[DIRECTIONS FOR THIS TASK]: Repeat the listing that follows character for character, omitting images.

[MATERIAL FOR THE TASK]:
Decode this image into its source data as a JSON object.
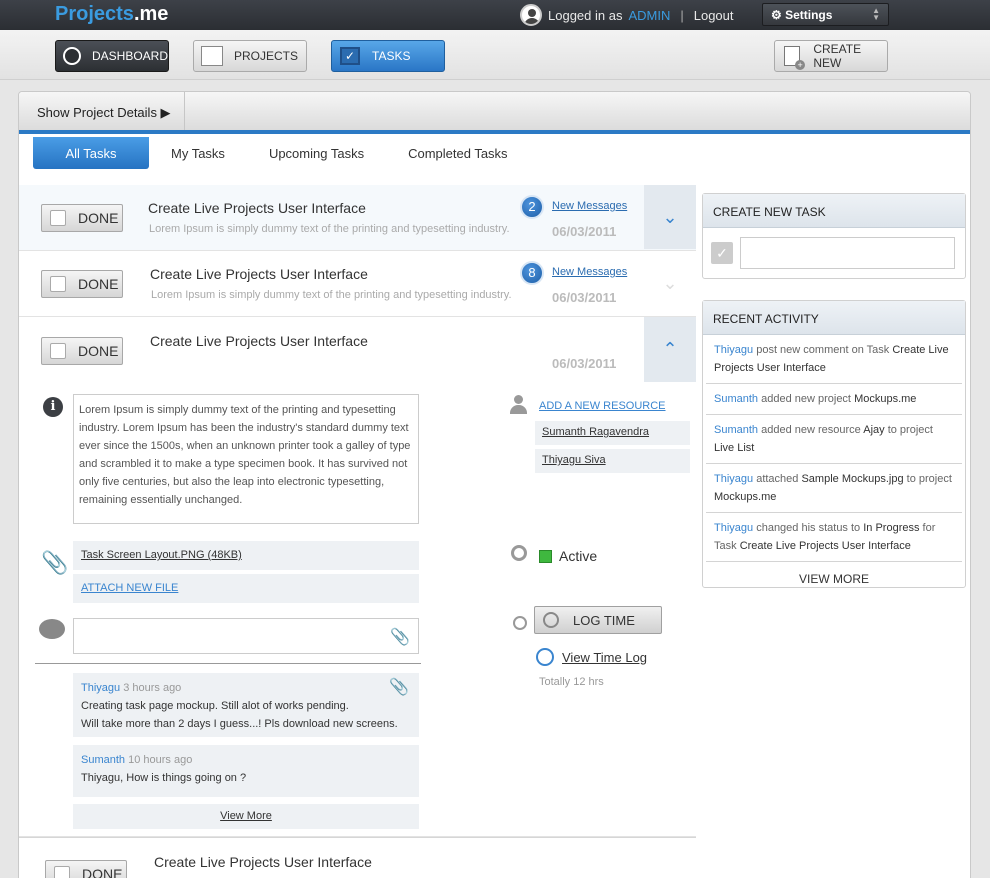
{
  "app": {
    "logo_main": "Projects",
    "logo_suffix": ".me"
  },
  "user": {
    "prefix": "Logged in as",
    "name": "ADMIN",
    "separator": "|",
    "logout": "Logout"
  },
  "settings": {
    "label": "⚙ Settings"
  },
  "nav": {
    "dashboard": "DASHBOARD",
    "projects": "PROJECTS",
    "tasks": "TASKS",
    "create": "CREATE NEW"
  },
  "panel": {
    "show_details": "Show Project Details ▶"
  },
  "tabs": [
    "All Tasks",
    "My Tasks",
    "Upcoming Tasks",
    "Completed Tasks"
  ],
  "done_label": "DONE",
  "tasks": [
    {
      "title": "Create Live Projects User Interface",
      "desc": "Lorem Ipsum is simply dummy text of the printing and typesetting industry.",
      "badge": "2",
      "new_msgs": "New Messages",
      "date": "06/03/2011"
    },
    {
      "title": "Create Live Projects User Interface",
      "desc": "Lorem Ipsum is simply dummy text of the printing and typesetting industry.",
      "badge": "8",
      "new_msgs": "New Messages",
      "date": "06/03/2011"
    },
    {
      "title": "Create Live Projects User Interface",
      "date": "06/03/2011"
    },
    {
      "title": "Create Live Projects User Interface"
    }
  ],
  "expanded": {
    "description": "Lorem Ipsum is simply dummy text of the printing and typesetting industry. Lorem Ipsum has been the industry's standard dummy text ever since the 1500s, when an unknown printer took a galley of type and scrambled it to make a type specimen book. It has survived not only five centuries, but also the leap into electronic typesetting, remaining essentially unchanged.",
    "file": "Task Screen Layout.PNG (48KB)",
    "attach": "ATTACH NEW FILE",
    "add_resource": "ADD A NEW RESOURCE",
    "resources": [
      "Sumanth Ragavendra",
      "Thiyagu Siva"
    ],
    "status": "Active",
    "log_time": "LOG TIME",
    "view_log": "View Time Log",
    "total": "Totally 12 hrs",
    "comments": [
      {
        "who": "Thiyagu",
        "ago": "3 hours ago",
        "line1": "Creating task page mockup. Still alot of works pending.",
        "line2": "Will take more than 2 days I guess...! Pls download new screens."
      },
      {
        "who": "Sumanth",
        "ago": "10 hours ago",
        "line1": "Thiyagu, How is things going on ?"
      }
    ],
    "view_more": "View More"
  },
  "sidebar": {
    "create_title": "CREATE NEW TASK",
    "activity_title": "RECENT ACTIVITY",
    "activity": [
      {
        "who": "Thiyagu",
        "verb": "post new comment on Task",
        "target": "Create Live Projects User Interface"
      },
      {
        "who": "Sumanth",
        "verb": "added new project",
        "target": "Mockups.me"
      },
      {
        "who": "Sumanth",
        "verb": "added new resource",
        "target": "Ajay",
        "verb2": "to project",
        "target2": "Live List"
      },
      {
        "who": "Thiyagu",
        "verb": "attached",
        "target": "Sample Mockups.jpg",
        "verb2": "to project",
        "target2": "Mockups.me"
      },
      {
        "who": "Thiyagu",
        "verb": "changed his status to",
        "target": "In Progress",
        "verb2": "for Task",
        "target2": "Create Live Projects User Interface"
      }
    ],
    "view_more": "VIEW MORE"
  }
}
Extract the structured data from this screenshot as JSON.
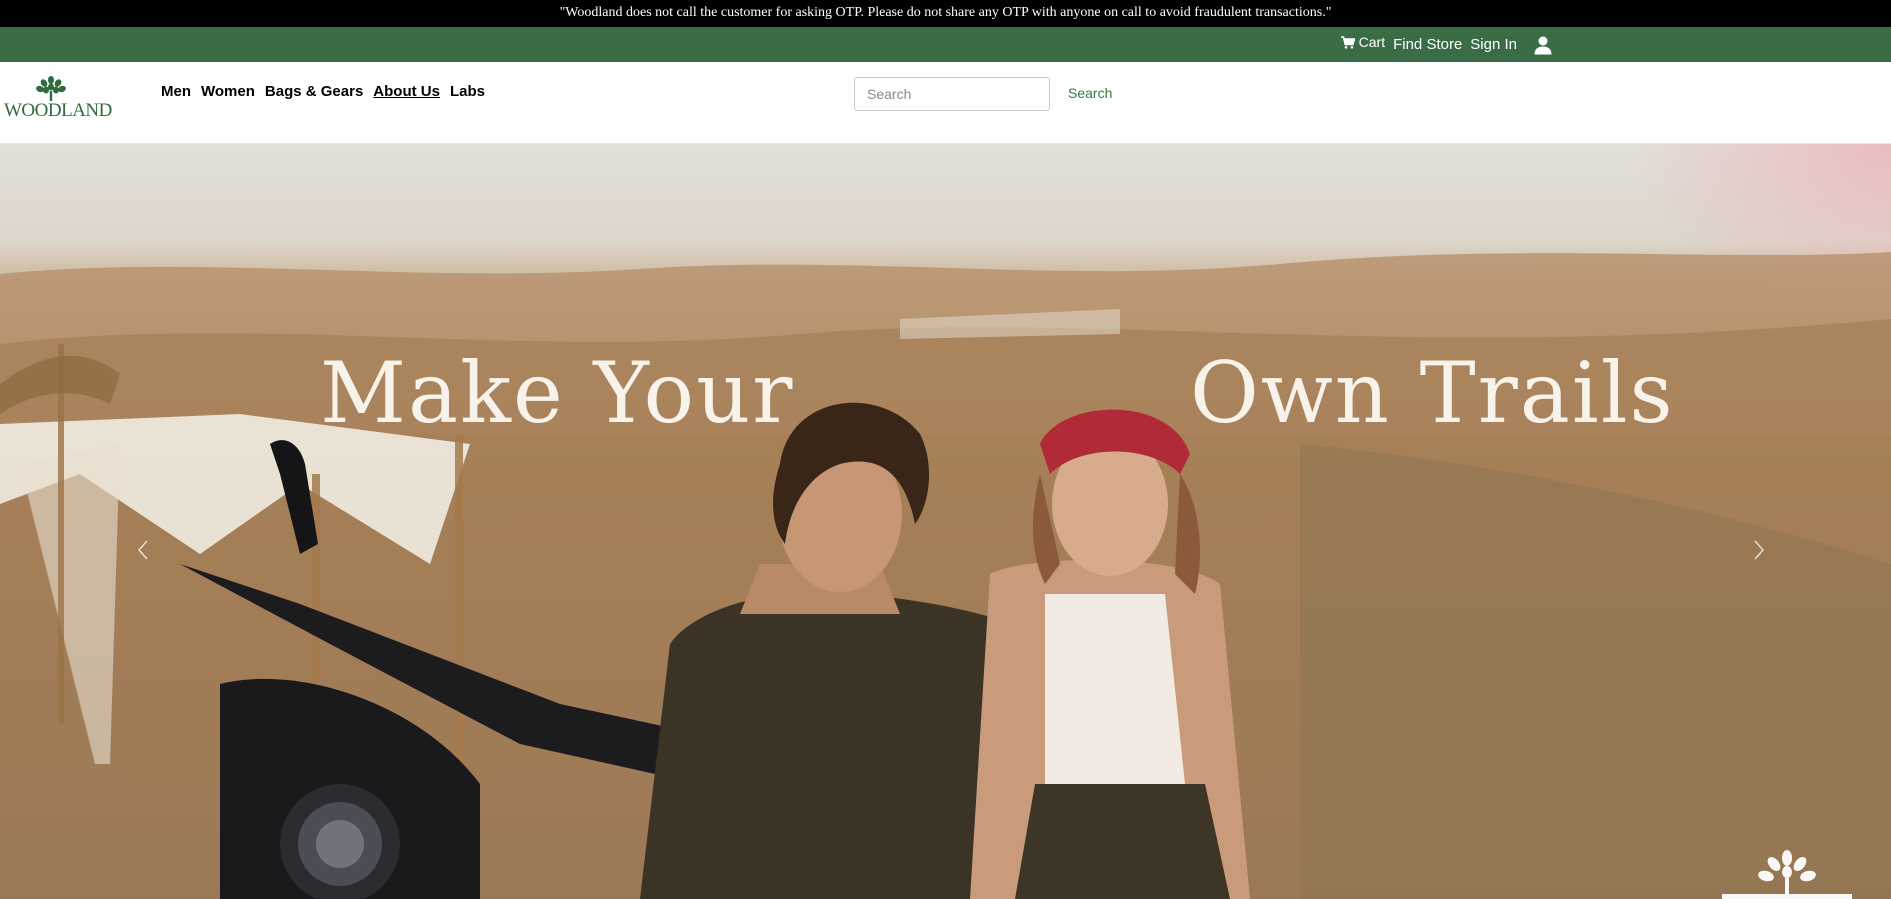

[YOUR RESPONSE]:
Decode this image into its source data as a JSON object.
{
  "app": {
    "logo_main": "Projects",
    "logo_suffix": ".me"
  },
  "user": {
    "prefix": "Logged in as",
    "name": "ADMIN",
    "separator": "|",
    "logout": "Logout"
  },
  "settings": {
    "label": "⚙ Settings"
  },
  "nav": {
    "dashboard": "DASHBOARD",
    "projects": "PROJECTS",
    "tasks": "TASKS",
    "create": "CREATE NEW"
  },
  "panel": {
    "show_details": "Show Project Details ▶"
  },
  "tabs": [
    "All Tasks",
    "My Tasks",
    "Upcoming Tasks",
    "Completed Tasks"
  ],
  "done_label": "DONE",
  "tasks": [
    {
      "title": "Create Live Projects User Interface",
      "desc": "Lorem Ipsum is simply dummy text of the printing and typesetting industry.",
      "badge": "2",
      "new_msgs": "New Messages",
      "date": "06/03/2011"
    },
    {
      "title": "Create Live Projects User Interface",
      "desc": "Lorem Ipsum is simply dummy text of the printing and typesetting industry.",
      "badge": "8",
      "new_msgs": "New Messages",
      "date": "06/03/2011"
    },
    {
      "title": "Create Live Projects User Interface",
      "date": "06/03/2011"
    },
    {
      "title": "Create Live Projects User Interface"
    }
  ],
  "expanded": {
    "description": "Lorem Ipsum is simply dummy text of the printing and typesetting industry. Lorem Ipsum has been the industry's standard dummy text ever since the 1500s, when an unknown printer took a galley of type and scrambled it to make a type specimen book. It has survived not only five centuries, but also the leap into electronic typesetting, remaining essentially unchanged.",
    "file": "Task Screen Layout.PNG (48KB)",
    "attach": "ATTACH NEW FILE",
    "add_resource": "ADD A NEW RESOURCE",
    "resources": [
      "Sumanth Ragavendra",
      "Thiyagu Siva"
    ],
    "status": "Active",
    "log_time": "LOG TIME",
    "view_log": "View Time Log",
    "total": "Totally 12 hrs",
    "comments": [
      {
        "who": "Thiyagu",
        "ago": "3 hours ago",
        "line1": "Creating task page mockup. Still alot of works pending.",
        "line2": "Will take more than 2 days I guess...! Pls download new screens."
      },
      {
        "who": "Sumanth",
        "ago": "10 hours ago",
        "line1": "Thiyagu, How is things going on ?"
      }
    ],
    "view_more": "View More"
  },
  "sidebar": {
    "create_title": "CREATE NEW TASK",
    "activity_title": "RECENT ACTIVITY",
    "activity": [
      {
        "who": "Thiyagu",
        "verb": "post new comment on Task",
        "target": "Create Live Projects User Interface"
      },
      {
        "who": "Sumanth",
        "verb": "added new project",
        "target": "Mockups.me"
      },
      {
        "who": "Sumanth",
        "verb": "added new resource",
        "target": "Ajay",
        "verb2": "to project",
        "target2": "Live List"
      },
      {
        "who": "Thiyagu",
        "verb": "attached",
        "target": "Sample Mockups.jpg",
        "verb2": "to project",
        "target2": "Mockups.me"
      },
      {
        "who": "Thiyagu",
        "verb": "changed his status to",
        "target": "In Progress",
        "verb2": "for Task",
        "target2": "Create Live Projects User Interface"
      }
    ],
    "view_more": "VIEW MORE"
  }
}
Extract the structured data from this screenshot as JSON.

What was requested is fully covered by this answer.